**Goal of the exercise**.
All lines in the data that hold the word "JSON" need copying.

- Opening Delimiter -

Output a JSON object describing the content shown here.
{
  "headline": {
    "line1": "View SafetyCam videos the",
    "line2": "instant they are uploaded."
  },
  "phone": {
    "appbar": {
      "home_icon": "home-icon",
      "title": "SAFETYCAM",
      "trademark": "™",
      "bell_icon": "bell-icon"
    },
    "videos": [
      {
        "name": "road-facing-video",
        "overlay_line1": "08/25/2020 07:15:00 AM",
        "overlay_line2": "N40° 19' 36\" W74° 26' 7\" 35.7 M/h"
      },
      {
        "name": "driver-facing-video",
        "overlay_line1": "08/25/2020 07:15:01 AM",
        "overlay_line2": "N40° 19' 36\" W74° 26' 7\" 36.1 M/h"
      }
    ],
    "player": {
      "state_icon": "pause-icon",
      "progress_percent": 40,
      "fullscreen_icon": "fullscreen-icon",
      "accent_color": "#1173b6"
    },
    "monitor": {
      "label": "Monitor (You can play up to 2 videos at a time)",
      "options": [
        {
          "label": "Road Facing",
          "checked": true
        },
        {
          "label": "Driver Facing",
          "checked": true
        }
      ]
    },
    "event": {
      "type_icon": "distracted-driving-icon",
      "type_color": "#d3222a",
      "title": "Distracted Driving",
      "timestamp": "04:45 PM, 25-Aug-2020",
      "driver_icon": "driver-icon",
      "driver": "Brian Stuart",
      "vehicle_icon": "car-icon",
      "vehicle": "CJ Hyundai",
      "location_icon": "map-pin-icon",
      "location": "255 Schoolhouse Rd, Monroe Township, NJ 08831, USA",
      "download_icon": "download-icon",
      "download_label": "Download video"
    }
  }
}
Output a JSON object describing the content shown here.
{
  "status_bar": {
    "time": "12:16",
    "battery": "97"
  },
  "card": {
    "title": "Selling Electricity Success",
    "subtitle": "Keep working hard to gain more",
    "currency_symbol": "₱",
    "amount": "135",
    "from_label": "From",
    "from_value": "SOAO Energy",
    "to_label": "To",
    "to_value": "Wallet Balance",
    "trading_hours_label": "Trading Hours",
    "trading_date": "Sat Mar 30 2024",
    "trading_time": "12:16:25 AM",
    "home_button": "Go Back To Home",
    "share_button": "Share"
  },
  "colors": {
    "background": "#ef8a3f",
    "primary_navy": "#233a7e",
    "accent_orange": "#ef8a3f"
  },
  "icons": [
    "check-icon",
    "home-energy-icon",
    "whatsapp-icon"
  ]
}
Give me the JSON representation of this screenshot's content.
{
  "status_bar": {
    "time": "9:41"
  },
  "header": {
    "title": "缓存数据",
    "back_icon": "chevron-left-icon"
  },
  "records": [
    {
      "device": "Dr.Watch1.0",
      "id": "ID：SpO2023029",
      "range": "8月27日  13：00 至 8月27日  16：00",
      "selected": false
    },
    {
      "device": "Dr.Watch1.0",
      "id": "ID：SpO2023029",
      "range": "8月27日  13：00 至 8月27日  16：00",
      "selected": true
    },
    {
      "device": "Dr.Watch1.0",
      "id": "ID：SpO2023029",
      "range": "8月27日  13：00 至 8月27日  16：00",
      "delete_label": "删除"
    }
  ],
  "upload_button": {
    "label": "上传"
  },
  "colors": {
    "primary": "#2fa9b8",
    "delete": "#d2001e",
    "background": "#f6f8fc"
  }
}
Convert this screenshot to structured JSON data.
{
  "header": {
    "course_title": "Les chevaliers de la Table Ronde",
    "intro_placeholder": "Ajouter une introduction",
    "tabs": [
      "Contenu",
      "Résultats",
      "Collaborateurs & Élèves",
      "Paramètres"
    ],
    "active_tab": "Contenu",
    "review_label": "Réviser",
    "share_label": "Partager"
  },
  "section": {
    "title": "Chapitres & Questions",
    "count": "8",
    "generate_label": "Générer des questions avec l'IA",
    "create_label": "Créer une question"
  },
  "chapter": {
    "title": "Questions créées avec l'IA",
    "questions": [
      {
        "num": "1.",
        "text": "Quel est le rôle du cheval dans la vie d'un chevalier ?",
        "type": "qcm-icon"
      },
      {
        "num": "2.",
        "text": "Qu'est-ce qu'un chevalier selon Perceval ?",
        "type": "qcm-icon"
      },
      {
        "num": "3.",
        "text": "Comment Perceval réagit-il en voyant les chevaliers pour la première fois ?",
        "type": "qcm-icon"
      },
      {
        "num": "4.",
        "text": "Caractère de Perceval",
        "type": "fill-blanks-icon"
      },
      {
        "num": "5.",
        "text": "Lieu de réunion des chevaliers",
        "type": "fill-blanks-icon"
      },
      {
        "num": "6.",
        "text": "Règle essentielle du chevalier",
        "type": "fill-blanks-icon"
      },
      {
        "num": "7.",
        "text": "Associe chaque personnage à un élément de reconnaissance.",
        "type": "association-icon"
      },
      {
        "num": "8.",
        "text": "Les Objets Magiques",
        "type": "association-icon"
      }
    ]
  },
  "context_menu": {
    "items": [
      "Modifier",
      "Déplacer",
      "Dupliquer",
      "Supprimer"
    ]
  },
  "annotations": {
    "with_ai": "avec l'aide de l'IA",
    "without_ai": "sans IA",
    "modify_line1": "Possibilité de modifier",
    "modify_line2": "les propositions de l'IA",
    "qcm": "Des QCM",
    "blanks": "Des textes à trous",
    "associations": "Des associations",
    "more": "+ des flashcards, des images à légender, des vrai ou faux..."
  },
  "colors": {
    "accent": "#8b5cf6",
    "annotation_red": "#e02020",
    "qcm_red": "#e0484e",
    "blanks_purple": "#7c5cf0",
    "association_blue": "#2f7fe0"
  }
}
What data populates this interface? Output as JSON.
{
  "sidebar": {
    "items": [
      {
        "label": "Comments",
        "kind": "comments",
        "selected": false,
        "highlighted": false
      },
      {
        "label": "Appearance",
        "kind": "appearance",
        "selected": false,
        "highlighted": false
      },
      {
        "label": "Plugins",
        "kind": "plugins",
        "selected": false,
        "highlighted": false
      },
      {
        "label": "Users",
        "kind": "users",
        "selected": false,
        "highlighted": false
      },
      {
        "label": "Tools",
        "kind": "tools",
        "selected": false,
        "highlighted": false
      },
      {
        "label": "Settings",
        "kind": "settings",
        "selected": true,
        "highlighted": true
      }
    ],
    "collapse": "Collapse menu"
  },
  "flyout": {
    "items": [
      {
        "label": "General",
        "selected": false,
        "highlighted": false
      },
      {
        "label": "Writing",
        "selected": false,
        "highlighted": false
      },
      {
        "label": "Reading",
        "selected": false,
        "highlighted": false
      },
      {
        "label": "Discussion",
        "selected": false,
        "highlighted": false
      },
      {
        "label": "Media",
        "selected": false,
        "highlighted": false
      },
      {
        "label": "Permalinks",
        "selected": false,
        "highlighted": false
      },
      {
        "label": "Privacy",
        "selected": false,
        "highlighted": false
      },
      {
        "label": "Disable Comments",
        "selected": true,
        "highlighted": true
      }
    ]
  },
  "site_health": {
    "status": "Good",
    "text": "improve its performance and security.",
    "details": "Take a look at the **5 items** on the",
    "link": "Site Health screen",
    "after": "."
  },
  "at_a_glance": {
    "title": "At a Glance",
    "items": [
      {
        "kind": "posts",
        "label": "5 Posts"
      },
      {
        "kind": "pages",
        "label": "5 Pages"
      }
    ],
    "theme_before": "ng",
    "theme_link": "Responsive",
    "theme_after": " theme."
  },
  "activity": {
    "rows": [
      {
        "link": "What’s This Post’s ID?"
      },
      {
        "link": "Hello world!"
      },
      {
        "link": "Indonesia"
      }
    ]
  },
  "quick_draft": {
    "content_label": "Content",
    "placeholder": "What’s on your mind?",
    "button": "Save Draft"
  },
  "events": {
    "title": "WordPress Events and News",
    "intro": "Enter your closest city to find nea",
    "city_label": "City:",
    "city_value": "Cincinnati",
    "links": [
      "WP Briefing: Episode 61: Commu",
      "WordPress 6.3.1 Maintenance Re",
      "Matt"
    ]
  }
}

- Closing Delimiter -

**Answer to the exercise**.
Output a JSON object describing the content shown here.
Output a JSON object describing the content shown here.
Give me the JSON representation of this screenshot's content.
Convert this screenshot to structured JSON data.
What data populates this interface? Output as JSON.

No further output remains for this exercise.